The book is peppered with Spanish phrases and I wasn’t patient enough to plough through all of them. Of course, you can intuit what a lot of them mean from the context, but it still makes the book less accessible than it could have been.

When it works, though, the style flows well.

I must have been smoking dust, because I thought we were fine those first couple of days. Sure, staying locked up in my abuelo’s house bored Magda to tears, she even said so—I’m bored, Yunior—but I’d warned her about the obligatory Visit with Abuelo. I thought she wouldn’t mind; she’s normally mad cool with the viejitos. But she didn’t say much to him. Just fidgeted in the heat and drank fifteen bottles of water. Point is, we were out of the capital and on a guagua to the interior before the second day had even begun. The landscapes were superfly—even though there was a drought on and the whole campo, even the houses, was covered in that red dust. There I was. Pointing out all the shit that had changed since the year before. The new Pizzarelli and the little plastic bags of water the tigueritos were selling. Even kicked the historicals. This is where Trujillo and his Marine pals slaughtered the gavilleros, here’s where the Jefe used to take his girls, here’s where Balaguer sold his soul to the Devil. And Magda seemed to be enjoying herself. Nodded her head. Talked back a little. What can I tell you? I thought we were on a positive vibe.

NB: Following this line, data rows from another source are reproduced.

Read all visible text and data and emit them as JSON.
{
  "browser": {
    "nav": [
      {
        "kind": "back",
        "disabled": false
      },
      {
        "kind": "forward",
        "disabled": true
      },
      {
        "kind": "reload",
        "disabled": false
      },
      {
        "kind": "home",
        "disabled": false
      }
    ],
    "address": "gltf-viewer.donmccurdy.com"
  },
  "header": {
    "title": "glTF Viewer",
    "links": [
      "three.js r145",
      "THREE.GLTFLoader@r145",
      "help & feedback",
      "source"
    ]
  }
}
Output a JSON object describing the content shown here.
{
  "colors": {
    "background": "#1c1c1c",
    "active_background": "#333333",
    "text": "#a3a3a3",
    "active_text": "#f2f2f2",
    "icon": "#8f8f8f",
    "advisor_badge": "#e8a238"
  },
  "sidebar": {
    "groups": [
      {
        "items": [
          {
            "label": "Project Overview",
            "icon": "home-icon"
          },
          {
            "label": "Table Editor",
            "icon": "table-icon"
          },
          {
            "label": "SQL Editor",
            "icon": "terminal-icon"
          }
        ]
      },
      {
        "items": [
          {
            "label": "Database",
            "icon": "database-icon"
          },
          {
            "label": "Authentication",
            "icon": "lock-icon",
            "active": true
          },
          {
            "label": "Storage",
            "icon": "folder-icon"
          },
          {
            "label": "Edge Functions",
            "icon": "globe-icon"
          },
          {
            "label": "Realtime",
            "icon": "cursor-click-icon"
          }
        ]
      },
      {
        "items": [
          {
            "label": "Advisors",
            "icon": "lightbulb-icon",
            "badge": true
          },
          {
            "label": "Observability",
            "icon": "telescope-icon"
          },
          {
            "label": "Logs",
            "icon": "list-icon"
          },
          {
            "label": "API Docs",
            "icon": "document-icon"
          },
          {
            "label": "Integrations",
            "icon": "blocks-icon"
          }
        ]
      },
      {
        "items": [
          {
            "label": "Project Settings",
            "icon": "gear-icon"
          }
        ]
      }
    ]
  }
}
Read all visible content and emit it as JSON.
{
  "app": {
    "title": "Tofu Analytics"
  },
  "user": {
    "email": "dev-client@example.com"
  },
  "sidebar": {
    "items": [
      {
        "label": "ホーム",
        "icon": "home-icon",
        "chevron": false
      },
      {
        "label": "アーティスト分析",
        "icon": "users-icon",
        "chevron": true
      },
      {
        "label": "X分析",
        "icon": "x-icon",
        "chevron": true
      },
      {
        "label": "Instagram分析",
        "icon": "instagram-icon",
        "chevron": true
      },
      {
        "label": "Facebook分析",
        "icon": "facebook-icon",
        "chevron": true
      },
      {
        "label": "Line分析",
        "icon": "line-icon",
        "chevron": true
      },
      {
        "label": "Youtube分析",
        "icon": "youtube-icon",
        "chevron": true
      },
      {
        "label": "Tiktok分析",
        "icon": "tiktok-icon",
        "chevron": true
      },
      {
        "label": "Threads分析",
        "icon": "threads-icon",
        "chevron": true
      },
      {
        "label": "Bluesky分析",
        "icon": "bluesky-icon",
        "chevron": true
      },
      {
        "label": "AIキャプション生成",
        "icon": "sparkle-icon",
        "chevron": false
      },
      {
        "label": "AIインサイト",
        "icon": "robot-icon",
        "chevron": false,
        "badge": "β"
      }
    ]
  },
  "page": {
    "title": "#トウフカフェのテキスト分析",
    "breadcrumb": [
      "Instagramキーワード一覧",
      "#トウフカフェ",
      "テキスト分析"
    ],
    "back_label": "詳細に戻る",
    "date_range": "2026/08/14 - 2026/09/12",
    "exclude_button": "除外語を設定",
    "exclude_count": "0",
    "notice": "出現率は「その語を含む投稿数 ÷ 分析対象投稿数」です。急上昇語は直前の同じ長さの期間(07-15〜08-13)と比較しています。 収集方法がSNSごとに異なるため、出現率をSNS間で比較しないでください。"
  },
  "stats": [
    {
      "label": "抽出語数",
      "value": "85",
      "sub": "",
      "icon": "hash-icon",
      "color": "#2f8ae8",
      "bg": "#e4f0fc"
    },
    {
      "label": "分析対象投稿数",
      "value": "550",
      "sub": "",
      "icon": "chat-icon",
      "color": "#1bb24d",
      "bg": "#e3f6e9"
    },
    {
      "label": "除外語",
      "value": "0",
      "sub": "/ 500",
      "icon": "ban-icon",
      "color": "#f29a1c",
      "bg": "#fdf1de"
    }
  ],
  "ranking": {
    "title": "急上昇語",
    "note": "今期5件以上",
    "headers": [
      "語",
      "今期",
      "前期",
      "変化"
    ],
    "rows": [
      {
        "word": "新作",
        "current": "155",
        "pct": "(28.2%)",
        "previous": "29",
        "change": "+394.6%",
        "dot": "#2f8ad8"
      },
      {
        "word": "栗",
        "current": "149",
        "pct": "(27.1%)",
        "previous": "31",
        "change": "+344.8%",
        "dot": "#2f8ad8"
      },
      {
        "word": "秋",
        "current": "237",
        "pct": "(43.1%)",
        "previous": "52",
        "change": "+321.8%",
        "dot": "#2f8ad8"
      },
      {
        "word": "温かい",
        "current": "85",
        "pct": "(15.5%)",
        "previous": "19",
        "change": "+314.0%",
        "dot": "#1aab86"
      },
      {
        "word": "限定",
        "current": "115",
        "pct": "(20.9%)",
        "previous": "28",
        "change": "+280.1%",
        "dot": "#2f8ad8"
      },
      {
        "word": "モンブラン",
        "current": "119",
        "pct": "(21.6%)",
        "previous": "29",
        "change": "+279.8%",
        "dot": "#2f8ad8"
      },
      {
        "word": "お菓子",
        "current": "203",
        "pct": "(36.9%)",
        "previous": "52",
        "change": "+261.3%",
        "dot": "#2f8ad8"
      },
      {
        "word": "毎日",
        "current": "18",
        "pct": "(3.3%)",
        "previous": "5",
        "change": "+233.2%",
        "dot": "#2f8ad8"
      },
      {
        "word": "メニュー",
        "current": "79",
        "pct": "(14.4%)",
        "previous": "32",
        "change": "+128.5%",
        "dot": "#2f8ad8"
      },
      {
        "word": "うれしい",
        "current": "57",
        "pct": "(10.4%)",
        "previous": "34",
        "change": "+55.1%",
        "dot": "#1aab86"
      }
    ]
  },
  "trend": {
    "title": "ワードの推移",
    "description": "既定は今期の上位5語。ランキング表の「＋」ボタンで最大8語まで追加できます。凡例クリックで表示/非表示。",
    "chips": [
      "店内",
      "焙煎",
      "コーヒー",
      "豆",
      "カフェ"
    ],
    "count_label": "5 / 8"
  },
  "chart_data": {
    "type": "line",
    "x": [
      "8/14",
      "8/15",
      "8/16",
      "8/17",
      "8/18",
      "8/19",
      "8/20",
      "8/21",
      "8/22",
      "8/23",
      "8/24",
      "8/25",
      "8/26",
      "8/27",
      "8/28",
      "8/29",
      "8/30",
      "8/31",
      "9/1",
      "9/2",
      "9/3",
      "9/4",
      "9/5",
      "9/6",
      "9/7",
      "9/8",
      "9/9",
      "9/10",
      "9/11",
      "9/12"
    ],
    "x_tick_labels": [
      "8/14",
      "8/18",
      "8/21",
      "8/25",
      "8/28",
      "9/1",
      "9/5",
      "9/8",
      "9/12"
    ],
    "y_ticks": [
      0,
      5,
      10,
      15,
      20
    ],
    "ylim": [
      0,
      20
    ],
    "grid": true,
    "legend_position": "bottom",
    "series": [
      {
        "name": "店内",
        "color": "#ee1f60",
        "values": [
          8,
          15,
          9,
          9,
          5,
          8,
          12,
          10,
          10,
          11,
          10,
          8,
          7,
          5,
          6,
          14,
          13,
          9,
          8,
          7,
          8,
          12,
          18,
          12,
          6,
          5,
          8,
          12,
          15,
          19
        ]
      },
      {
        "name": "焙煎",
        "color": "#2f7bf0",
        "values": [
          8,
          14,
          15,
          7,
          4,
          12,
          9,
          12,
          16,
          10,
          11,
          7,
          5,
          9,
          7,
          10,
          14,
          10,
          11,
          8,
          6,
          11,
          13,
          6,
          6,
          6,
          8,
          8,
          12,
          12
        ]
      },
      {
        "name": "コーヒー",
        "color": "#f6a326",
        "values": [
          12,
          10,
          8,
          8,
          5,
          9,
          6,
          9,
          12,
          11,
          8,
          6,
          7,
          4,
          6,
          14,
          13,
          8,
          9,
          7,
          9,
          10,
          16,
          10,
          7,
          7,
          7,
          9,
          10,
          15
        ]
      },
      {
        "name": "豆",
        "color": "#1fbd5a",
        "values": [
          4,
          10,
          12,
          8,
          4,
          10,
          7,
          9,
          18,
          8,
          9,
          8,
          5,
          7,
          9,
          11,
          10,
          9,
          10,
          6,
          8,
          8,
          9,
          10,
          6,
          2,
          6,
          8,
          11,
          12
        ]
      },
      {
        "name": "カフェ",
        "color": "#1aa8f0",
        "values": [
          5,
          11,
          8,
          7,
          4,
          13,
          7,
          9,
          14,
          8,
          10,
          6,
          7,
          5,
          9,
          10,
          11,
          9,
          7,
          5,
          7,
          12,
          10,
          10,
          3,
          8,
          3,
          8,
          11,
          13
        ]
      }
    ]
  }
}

Party-Animals-title-screenParty Animals, a 2007 BBC TV series. Sadly, the series was cancelled after eight episodes; however, it ends at a point that is dramatically satisfactory.

The party animals are a group of mainly young people who are involved in party politics as researchers, lobbyists and Members of Parliament. There are backroom deals, affairs, betrayals, and plenty of insights into how government works. Although you have to keep in mind that it’s a dramatization that takes liberties, viewers who have read newspapers will not be surprised at the things purported to take place behind the scenes. Ashika Chandrimani (Shelley Conn) is having an affair with her boss James Northcote (Patrick Baladi) while she is being lured away from her job and groomed for political stardom. Researcher Danny Foster (Matt Smith) works for a clever but troubled and frequently ungrateful MP (Jo Porter, played by Raquel Cassidy). He struggles with his unrequited passion for his officemate, Kirsty MacKenzie (Andrea Riseborough).


Scallops-ChickpeaFriesSeared scallops, chickpea fries and roasted brussels sprouts at Pidgin. It sounds like an odd combination but is surprisingly harmonious.